3 Now King Darius gave a great banquet for all that were under him and all that were born in his house and all the nobles of Media and Persia 2 and all the satraps and generals and governors that were under him in the hundred and twenty-seven satrapies from India to Ethiopia. 3 They ate and drank, and when they were satisfied they departed; and Darius the king went to his bedroom, and went to sleep, and then awoke.
4 Then the three young men of the bodyguard, who kept guard over the person of the king, said to one another, 5 “Let each of us state what one thing is strongest; and to him whose statement seems wisest, Darius the king will give rich gifts and great honors of victory. 6 He shall be clothed in purple, and drink from gold cups, and sleep on a gold bed, and have a chariot with gold bridles, and a turban of fine linen, and a necklace about his neck; 7 and because of his wisdom he shall sit next to Darius and shall be called kinsman of Darius.”

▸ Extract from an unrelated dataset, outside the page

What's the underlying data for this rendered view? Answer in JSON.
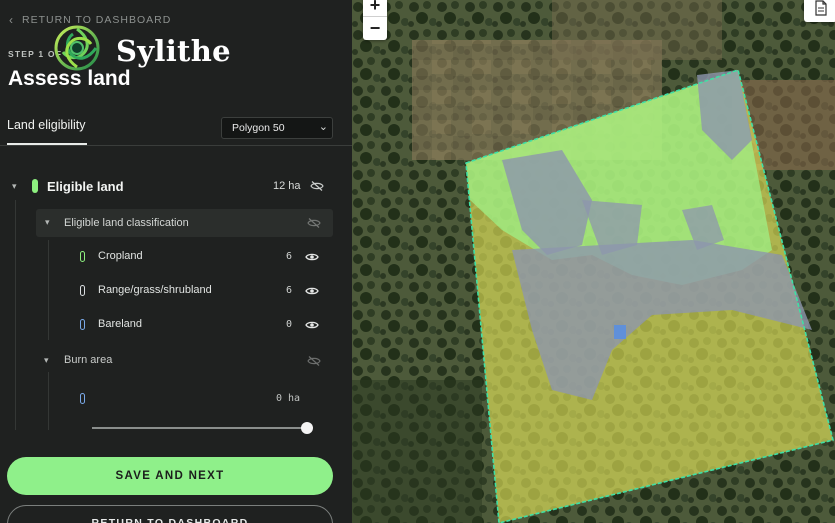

8 Then each wrote his own statement, and they sealed them and put them under the pillow of Darius the king, 9 and said, “When the king wakes, they will give him the writing; and to the one whose statement the king and the three nobles of Persia judge to be wisest the victory shall be given according to what is written.” 10 The first wrote, “Wine is strongest.” 11 The second wrote, “The king is strongest.” 12 The third wrote, “Women are strongest, but truth is victor over all things.”
13 When the king awoke, they took the writing and gave it to him, and he read it. 14 Then he sent and summoned all the nobles of Persia and Media and the satraps and generals and governors and prefects, 15 and he took his seat in the council chamber, and the writing was read in their presence. 16 And he said, “Call the young men, and they shall explain their statements.” So they were summoned, and came in. 17 And they said to them, “Explain to us what you have written.”
The Speech about Wine
Then the first, who had spoken of the strength of wine, began and said: 18 “Gentlemen, how is wine the strongest? It leads astray the minds of all who drink it. 19 It makes equal the mind of the king and the orphan, of the slave and the free, of the poor and the rich. 20 It turns every thought to feasting and mirth, and forgets all sorrow and debt. 21 It makes all hearts feel rich, forgets kings and satraps, and makes every one talk in millions.[a] 22 When men drink they forget to be friendly with friends and brothers, and before long they draw their swords. 23 And when they recover from the wine, they do not remember what they have done. 24 Gentlemen, is not wine the strongest, since it forces men to do these things?” When he had said this, he stopped speaking.